• **Goal of the exercise**:
Where a line of the entries below includes the string "Cell", count it. Give only the resulting number.

—————

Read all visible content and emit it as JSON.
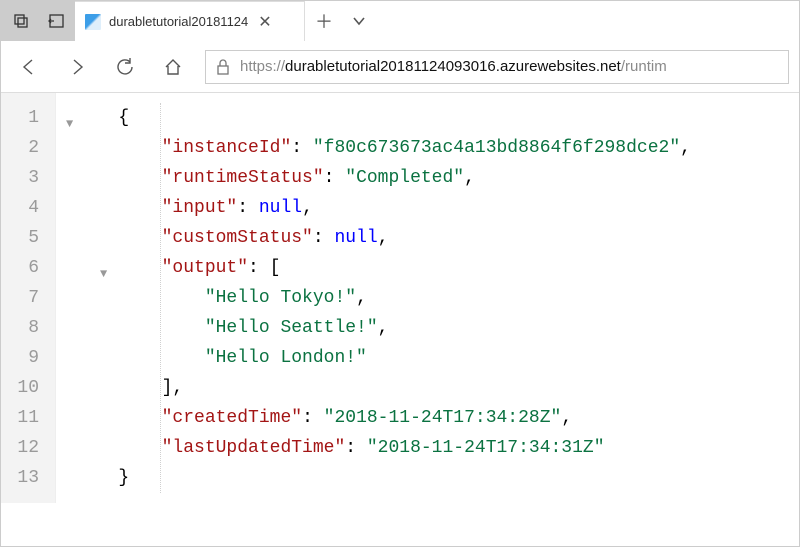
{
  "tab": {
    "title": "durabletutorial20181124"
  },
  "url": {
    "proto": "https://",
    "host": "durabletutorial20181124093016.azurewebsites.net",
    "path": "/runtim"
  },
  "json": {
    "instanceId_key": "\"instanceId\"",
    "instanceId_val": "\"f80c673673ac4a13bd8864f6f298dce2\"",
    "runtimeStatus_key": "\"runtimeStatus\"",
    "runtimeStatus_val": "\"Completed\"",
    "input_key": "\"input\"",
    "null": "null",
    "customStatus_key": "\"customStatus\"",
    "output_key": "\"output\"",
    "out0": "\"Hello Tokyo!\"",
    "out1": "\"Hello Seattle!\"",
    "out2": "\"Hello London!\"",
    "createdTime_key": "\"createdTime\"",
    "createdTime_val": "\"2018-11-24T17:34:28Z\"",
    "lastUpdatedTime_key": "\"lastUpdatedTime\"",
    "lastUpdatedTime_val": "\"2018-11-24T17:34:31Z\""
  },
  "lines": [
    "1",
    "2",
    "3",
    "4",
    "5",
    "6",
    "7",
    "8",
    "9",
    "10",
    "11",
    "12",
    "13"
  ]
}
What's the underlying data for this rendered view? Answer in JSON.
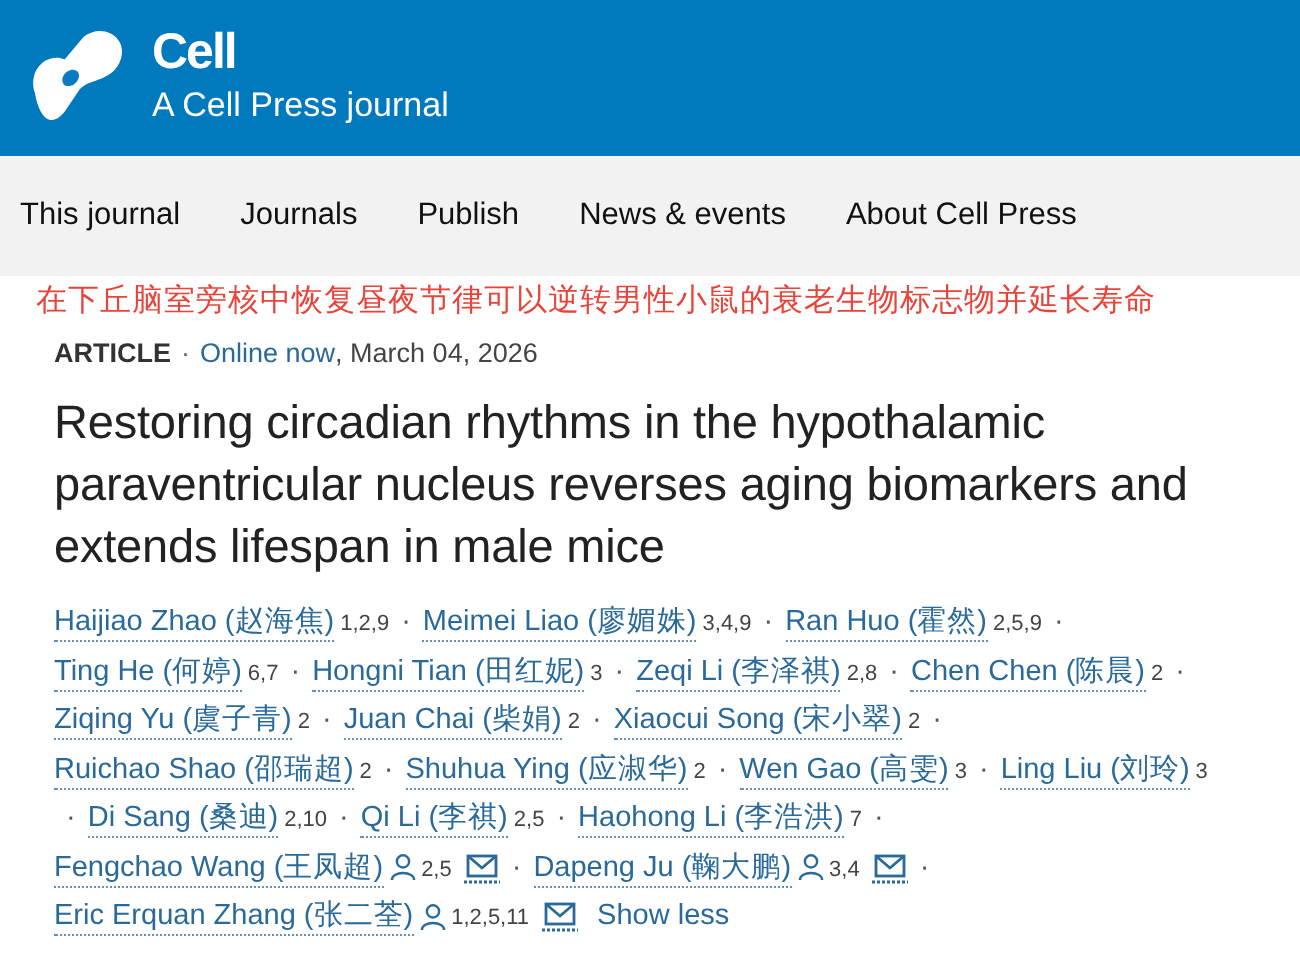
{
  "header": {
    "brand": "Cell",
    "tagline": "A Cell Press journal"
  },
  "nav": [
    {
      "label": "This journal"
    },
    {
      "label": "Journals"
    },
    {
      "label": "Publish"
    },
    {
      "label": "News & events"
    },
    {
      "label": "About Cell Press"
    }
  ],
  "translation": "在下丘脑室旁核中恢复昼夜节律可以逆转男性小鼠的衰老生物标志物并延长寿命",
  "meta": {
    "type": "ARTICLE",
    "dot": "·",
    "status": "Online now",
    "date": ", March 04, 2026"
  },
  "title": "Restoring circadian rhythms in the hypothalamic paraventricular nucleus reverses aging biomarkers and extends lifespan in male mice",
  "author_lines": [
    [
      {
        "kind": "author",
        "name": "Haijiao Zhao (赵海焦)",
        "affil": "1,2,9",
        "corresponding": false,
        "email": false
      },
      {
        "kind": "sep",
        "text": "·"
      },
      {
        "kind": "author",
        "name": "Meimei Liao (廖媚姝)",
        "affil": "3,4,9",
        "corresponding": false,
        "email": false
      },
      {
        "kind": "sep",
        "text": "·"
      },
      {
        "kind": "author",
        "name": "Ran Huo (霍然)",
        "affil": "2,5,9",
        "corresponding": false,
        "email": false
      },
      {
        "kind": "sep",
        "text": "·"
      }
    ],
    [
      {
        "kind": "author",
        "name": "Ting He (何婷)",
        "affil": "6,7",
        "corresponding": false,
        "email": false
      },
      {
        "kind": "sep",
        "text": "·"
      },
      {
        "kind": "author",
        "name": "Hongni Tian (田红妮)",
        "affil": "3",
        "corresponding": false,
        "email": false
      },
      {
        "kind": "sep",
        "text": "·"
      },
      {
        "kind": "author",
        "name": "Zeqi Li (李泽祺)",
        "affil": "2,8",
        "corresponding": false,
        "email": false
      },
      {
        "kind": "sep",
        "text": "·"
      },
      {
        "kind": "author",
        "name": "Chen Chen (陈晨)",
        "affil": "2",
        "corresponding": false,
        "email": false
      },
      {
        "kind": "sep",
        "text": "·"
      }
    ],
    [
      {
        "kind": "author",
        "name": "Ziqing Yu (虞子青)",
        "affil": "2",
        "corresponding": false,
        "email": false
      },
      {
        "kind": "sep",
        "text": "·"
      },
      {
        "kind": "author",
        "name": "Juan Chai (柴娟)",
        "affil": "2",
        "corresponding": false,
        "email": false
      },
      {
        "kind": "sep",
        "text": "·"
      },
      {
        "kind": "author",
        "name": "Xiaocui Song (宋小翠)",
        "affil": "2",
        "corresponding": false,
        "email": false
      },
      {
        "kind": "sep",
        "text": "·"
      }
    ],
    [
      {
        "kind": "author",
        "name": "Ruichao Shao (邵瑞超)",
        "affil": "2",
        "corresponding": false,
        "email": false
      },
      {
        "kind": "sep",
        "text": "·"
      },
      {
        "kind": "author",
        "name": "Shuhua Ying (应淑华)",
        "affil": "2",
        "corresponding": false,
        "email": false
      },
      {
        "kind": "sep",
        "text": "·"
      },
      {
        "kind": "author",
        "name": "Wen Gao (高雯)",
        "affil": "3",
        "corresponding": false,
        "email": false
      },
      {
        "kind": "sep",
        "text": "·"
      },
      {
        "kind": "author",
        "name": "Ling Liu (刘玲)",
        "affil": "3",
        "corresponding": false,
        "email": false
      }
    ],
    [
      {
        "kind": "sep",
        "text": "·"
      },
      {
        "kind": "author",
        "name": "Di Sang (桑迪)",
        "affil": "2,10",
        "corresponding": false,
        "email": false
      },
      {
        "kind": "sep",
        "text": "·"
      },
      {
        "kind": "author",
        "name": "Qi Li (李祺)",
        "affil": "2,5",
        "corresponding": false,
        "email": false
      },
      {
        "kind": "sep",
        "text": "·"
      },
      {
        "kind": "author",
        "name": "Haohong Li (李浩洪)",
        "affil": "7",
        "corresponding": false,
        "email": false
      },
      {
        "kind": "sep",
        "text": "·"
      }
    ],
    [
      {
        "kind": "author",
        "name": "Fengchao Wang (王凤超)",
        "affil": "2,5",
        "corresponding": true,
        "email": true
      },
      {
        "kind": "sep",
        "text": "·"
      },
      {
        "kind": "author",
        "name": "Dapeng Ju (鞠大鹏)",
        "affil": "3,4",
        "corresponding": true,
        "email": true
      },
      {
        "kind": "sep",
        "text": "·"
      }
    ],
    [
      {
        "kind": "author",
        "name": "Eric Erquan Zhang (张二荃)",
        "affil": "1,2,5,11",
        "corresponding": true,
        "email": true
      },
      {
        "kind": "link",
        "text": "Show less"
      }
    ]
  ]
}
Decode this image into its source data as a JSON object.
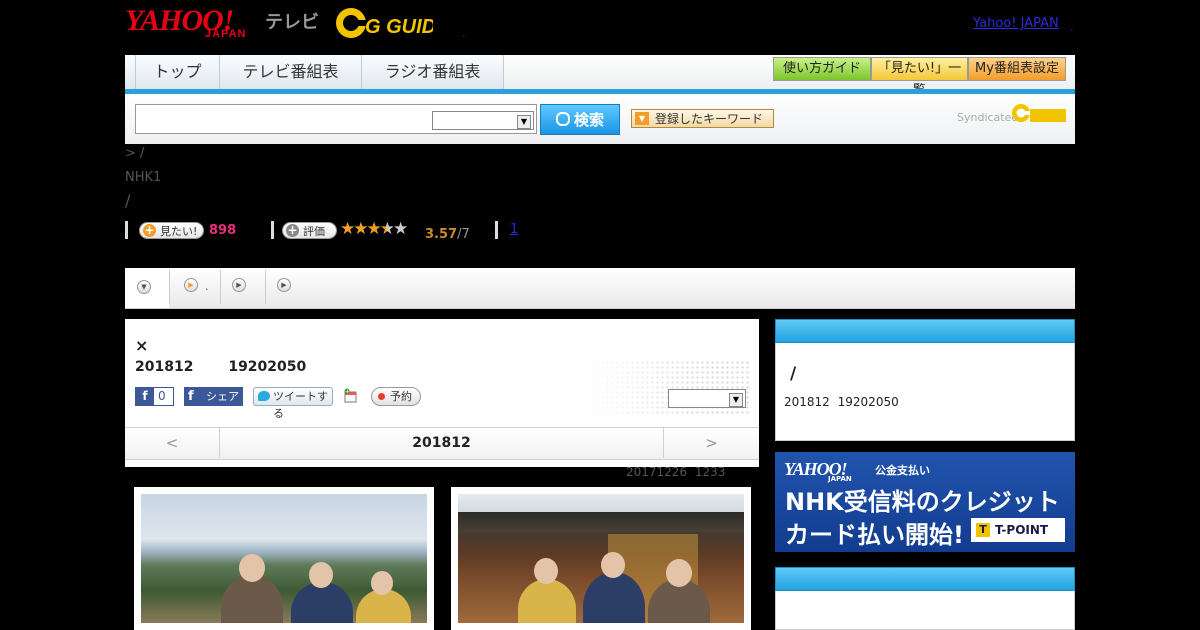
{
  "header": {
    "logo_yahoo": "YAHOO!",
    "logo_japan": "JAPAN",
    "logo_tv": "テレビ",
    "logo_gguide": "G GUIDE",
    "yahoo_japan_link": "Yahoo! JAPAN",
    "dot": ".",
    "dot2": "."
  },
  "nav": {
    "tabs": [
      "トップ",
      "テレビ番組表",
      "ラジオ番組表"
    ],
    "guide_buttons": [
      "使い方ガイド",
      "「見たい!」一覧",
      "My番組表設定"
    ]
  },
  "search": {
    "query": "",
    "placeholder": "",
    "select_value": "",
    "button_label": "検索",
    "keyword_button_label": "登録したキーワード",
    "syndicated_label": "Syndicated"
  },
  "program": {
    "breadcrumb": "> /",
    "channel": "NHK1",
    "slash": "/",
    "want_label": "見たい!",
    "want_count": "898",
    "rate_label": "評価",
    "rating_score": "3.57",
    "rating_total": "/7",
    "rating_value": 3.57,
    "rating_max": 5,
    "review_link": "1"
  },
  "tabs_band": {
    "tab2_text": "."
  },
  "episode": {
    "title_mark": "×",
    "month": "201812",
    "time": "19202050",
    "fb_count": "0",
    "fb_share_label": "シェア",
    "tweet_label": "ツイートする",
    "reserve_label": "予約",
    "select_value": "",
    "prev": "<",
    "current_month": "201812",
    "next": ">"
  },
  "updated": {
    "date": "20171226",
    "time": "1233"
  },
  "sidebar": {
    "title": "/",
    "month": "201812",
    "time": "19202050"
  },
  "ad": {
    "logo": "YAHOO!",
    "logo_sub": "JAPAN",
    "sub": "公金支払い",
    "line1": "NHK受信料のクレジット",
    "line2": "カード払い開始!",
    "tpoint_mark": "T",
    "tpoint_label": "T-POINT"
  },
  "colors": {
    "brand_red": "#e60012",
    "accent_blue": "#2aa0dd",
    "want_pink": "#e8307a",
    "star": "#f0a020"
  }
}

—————

• **Answer space**:
3